Perhaps that's because the network seems to have learned from the unfortunate precedent set by ABC News anchor Bob Woodruff, whose injury from a bomb in Iraq sparked intense coverage focused on every detail of his treatment and recovery.
CBS publicity types have sent several email press releases a day updating Dozier's progress and providing transcripts of coverage to air on the CBS Evening News.
Correspodent Sheila MacVicar has been offering stories every day on Dozier's progress, including this one on a soldier who gave the reporter his Purple Heart, while CBSNews.com has also been packed with information. And journalists from other news outlets have gotten tremendous access, from the Los Angeles Times' Matea Gold noting Dozier's first written communication after regaining consciousness, to CNN's interviews with doctors who treated her just after she arrived at a military hospital (where they happened to be shooting a documentary).
This access and information stands in contrast to ABC, which was much less open about Woodruff's injuries and tightly controlled the information released. Of course, Woodruff's injuries had much larger implications for the network -- from the moment he was injured, industry watchers wondered if he would ever return to the anchor desk, just weeks after being named co-anchor of the evening news show.

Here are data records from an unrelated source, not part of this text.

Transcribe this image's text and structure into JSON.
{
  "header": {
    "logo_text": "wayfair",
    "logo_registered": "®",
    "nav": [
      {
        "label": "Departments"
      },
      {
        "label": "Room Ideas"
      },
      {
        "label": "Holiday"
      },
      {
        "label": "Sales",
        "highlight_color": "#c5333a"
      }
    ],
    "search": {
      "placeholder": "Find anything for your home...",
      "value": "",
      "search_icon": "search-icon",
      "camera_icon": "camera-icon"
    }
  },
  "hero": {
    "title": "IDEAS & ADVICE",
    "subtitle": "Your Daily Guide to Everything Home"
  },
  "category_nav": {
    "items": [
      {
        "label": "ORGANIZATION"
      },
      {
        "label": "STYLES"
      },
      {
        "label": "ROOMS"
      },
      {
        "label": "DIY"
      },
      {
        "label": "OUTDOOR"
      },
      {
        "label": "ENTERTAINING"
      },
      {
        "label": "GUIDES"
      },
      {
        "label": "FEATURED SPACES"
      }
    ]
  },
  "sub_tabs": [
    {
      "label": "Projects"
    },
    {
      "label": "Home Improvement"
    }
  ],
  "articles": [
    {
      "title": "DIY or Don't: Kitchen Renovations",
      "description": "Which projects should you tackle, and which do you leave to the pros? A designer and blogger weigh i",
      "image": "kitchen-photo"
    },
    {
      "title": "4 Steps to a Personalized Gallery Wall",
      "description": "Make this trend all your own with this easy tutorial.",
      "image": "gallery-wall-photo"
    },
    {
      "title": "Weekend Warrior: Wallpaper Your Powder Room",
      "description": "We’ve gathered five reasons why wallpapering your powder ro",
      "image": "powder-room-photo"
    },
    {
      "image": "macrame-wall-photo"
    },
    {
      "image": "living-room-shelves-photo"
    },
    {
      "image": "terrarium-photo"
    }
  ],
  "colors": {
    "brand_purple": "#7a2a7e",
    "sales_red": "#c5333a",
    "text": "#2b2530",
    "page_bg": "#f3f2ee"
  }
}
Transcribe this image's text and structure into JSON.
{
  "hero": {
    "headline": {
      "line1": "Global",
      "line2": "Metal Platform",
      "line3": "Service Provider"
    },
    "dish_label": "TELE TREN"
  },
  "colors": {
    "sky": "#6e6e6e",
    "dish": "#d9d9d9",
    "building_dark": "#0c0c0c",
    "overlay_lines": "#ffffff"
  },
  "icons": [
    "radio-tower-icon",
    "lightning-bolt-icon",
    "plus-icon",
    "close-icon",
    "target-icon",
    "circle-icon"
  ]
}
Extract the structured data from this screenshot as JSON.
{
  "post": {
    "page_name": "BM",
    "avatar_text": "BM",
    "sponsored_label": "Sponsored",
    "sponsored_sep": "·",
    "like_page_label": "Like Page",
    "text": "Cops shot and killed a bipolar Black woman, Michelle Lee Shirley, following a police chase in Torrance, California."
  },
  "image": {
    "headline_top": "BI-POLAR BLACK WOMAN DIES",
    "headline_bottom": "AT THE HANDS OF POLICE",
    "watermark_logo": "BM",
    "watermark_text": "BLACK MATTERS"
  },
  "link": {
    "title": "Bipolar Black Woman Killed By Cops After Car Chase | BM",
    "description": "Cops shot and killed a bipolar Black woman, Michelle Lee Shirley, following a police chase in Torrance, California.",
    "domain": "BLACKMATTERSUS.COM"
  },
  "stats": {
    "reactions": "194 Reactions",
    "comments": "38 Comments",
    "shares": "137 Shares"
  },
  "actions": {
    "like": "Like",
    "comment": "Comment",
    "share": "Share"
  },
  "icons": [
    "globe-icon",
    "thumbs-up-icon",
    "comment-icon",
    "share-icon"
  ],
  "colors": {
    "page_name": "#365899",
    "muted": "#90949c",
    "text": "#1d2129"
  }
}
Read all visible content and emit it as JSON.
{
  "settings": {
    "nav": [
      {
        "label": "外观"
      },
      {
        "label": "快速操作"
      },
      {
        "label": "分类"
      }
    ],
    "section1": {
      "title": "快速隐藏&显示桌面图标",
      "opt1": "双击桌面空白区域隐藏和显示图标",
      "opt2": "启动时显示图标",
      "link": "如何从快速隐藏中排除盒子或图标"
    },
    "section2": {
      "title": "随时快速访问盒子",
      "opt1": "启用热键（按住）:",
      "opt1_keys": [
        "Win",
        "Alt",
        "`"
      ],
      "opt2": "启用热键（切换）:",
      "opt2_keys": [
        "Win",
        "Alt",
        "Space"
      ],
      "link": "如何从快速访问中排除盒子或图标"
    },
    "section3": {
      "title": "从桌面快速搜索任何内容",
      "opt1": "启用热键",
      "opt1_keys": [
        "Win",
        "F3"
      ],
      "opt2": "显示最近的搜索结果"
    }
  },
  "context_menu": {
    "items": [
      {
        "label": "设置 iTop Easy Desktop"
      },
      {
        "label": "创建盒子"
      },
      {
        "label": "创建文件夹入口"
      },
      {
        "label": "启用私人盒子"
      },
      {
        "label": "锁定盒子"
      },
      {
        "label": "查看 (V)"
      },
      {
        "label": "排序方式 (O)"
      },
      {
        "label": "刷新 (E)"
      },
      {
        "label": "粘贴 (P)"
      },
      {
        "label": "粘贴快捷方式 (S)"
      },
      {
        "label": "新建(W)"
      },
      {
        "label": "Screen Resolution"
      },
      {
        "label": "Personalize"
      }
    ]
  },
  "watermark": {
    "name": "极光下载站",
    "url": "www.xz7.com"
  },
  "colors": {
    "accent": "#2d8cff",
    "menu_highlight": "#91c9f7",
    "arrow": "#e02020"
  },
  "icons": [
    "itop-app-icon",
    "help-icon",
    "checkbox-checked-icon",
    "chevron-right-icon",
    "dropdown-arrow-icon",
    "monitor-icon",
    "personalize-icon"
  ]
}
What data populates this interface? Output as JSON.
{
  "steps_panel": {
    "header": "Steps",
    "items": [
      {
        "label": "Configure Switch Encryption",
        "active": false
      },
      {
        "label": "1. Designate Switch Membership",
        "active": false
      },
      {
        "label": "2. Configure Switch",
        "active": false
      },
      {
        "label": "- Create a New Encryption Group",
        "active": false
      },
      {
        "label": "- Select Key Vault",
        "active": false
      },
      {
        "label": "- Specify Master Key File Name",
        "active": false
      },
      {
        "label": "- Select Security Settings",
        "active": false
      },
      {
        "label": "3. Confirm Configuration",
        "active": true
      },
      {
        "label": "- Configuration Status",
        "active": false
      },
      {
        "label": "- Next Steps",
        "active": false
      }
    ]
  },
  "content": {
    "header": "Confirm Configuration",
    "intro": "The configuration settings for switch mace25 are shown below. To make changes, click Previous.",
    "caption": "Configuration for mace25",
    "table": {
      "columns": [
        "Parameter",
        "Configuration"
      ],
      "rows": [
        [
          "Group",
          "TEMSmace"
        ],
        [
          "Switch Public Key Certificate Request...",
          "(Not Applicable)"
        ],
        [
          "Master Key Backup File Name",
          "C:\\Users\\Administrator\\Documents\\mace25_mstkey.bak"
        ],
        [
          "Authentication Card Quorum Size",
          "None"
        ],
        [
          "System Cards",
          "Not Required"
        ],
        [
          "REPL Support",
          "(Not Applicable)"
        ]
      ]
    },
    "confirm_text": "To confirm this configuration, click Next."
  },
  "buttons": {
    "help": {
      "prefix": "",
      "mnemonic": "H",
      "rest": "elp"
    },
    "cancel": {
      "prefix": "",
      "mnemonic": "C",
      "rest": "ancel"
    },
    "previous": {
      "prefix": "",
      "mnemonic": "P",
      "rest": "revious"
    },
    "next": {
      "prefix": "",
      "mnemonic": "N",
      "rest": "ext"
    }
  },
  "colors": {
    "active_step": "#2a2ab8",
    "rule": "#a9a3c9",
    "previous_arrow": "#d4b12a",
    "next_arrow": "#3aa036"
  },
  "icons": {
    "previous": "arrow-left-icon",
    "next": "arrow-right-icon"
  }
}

In a small plug, I'll note that I and fellow Times reporter Vanessa Gezari are scheduled to appear on WTVT-Ch. 13's Your Turn midday talk show, speaking on the coverage of Dozier's injury (and the death of her two co-workers) and the issue of journalist safety in Iraq. I've done several pieces on the subject and Vanessa has worked in Afghanistan, where safety was a serious issue.
If you're not doing anything at 12:30 p.m. Tuesday, tune in and call in with your thots...